Glazer, Susan Mandel (1994). “Collaborating with Children to Assess Writing Objectively.” Teaching K-8, 24(5), 108-09. [EJ 476 516]
Graves, Anne, and Rochelle Hauge (1993). “Using Cues and Prompts to Improve Story Writing.” Teaching Exceptional Children, 25(4), 38-40. [EJ 464 063]
Graves, Donald H. (1983). Writing: Teachers and Children at Work. Exeter, NH: Heinemann. [ED 234 430]
Greenberg, Harry, and Nancy Larson Shapiro (1987). “Variations on the Culminating Event.” Teachers & Writers Magazine, 19(2), 10-11. [EJ 364 712]
Leavell, Alexandra, and Anne Ioannides (1993). “Using Character Development to Improve Story Writing.” Teaching Exceptional Children, 25(4), 41-45. [EJ 464 064]
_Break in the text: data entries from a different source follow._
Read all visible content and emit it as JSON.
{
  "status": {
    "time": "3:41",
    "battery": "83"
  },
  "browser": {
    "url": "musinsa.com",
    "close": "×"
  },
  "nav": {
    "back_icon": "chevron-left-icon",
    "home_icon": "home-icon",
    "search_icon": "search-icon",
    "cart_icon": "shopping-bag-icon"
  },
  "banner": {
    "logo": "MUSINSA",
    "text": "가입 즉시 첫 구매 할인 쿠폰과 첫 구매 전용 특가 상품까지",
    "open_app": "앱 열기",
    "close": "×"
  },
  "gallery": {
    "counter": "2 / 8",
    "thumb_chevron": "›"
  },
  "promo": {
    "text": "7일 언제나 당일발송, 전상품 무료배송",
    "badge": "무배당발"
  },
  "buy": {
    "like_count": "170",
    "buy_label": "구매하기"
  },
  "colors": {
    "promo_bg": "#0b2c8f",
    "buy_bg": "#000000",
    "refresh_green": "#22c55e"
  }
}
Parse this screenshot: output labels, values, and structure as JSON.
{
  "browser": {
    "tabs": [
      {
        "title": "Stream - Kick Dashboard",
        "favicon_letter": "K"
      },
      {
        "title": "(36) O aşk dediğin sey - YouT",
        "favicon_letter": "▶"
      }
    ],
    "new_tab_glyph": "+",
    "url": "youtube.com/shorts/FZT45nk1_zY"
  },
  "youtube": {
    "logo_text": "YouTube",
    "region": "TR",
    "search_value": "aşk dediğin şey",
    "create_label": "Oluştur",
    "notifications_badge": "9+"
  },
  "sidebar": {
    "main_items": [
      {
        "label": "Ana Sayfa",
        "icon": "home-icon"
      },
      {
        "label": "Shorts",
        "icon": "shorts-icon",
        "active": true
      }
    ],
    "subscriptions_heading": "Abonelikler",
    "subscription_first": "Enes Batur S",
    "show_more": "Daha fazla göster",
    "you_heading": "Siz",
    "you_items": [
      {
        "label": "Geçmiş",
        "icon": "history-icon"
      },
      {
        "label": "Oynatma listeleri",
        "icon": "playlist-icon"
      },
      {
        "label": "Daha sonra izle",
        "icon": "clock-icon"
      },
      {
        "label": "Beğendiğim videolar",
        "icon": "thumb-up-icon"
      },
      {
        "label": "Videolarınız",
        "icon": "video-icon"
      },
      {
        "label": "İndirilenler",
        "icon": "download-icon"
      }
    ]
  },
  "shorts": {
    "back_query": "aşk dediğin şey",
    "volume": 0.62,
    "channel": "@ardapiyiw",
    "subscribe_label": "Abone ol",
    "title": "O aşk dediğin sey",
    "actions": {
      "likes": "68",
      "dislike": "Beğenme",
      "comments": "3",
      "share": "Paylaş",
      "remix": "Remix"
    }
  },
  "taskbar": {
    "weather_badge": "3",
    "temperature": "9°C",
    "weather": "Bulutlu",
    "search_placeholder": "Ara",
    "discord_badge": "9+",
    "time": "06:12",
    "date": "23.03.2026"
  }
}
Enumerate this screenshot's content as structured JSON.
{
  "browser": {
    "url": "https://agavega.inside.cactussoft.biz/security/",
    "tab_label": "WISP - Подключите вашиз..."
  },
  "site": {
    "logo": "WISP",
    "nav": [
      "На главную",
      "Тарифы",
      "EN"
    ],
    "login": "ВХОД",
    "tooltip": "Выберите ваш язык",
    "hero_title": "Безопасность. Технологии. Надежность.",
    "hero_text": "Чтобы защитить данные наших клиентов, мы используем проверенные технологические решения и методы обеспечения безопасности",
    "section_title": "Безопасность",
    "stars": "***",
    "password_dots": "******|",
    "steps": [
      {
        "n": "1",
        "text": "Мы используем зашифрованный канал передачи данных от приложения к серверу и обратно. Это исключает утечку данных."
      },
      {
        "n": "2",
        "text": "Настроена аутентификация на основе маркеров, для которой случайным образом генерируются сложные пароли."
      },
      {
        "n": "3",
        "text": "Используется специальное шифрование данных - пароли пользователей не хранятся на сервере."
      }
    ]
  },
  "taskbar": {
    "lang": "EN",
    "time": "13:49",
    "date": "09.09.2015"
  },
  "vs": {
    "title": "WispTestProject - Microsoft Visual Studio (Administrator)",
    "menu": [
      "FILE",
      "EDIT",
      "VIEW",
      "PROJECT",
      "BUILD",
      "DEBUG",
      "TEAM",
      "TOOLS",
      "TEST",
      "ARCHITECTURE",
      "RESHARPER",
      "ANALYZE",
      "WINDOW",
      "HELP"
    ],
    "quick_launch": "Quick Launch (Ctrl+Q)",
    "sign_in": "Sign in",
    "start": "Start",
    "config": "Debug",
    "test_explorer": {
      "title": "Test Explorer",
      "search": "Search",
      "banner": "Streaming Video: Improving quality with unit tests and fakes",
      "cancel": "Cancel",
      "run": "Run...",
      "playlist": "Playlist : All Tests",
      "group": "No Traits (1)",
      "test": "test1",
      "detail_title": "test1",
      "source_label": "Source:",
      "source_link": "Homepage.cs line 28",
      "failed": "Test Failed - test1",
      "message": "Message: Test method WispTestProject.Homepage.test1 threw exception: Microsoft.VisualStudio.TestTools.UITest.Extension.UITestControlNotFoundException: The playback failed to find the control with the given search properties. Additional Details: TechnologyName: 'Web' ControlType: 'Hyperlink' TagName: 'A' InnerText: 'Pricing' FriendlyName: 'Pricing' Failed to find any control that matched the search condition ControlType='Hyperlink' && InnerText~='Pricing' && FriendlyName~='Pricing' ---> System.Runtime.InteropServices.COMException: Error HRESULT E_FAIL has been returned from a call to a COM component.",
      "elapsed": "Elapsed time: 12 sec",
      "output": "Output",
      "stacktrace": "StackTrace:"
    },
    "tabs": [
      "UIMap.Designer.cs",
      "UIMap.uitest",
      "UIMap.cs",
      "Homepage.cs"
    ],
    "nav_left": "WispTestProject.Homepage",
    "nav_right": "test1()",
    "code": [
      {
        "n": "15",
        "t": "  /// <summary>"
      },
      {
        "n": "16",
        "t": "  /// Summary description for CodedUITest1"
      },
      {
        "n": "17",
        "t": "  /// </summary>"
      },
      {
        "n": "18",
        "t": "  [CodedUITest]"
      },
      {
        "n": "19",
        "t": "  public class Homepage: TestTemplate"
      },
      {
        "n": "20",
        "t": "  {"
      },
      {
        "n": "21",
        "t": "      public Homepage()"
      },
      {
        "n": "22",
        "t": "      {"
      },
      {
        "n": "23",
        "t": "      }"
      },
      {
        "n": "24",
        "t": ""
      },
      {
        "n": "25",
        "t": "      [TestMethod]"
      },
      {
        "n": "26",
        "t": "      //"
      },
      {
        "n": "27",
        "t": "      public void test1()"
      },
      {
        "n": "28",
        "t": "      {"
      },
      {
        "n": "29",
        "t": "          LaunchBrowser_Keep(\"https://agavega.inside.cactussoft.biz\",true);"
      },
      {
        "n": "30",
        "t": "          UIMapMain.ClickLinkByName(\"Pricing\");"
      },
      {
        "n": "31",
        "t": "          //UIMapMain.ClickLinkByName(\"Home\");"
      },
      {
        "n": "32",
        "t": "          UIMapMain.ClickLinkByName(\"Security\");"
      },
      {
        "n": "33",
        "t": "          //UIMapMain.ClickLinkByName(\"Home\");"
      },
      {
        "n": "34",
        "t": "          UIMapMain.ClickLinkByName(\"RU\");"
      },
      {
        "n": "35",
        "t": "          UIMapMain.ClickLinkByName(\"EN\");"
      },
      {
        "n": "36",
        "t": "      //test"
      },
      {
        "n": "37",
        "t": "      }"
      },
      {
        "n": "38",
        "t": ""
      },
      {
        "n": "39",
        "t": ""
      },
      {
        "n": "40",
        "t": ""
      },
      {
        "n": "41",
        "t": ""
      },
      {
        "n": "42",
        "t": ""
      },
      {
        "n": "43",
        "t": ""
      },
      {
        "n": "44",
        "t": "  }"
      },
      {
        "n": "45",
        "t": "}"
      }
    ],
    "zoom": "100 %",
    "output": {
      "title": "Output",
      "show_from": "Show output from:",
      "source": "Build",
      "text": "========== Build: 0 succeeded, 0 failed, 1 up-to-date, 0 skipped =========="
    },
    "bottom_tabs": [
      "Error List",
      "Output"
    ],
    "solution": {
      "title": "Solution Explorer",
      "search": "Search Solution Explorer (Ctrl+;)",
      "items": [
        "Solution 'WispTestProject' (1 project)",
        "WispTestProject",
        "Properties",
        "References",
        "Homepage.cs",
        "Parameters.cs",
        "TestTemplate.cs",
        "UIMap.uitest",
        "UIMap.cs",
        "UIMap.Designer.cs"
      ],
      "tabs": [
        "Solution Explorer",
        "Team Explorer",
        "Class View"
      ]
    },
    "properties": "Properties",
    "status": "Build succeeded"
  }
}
Lensmire, Timothy J. (1994). When Children Write: Critical Re-Visions of the Writing Workshop. New York: Teachers College Press.
Rensenbrink, Carla (1987). “Writing as Play.” Language Arts, 64(6), 59-60. [EJ 360 628]
Simic, Marjorie (1993). “Publishing Children’s Writing.” ERIC Digest. Bloomington, IN: ERIC Clearinghouse on Reading, English, and Communication. [ED 363 884]
Taberski, Sharon (1987). “From Fake to Fiction: Young Children Learn about Writing Fiction.” Language Arts, 64(6), 586-96. [EJ 360 627]
Tompkins, Gail E. (1982). “Seven Reasons Why Children Should Write Stories.” Language Arts, 59(7), 718-21. [EJ 269 736]
Author: Essex, Christopher
Source: ERIC Clearinghouse